Element data from apps and pages
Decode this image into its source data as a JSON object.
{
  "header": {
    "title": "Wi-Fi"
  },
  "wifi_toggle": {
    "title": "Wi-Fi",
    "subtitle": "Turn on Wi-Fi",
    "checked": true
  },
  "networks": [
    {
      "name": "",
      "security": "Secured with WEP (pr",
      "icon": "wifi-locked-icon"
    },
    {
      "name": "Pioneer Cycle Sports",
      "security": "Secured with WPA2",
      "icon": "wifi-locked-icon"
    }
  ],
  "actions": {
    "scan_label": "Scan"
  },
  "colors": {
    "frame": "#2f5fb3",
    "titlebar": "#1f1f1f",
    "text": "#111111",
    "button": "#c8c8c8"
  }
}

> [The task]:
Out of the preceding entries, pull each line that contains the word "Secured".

> [Task response]:
      "security": "Secured with WEP (pr",
      "security": "Secured with WPA2",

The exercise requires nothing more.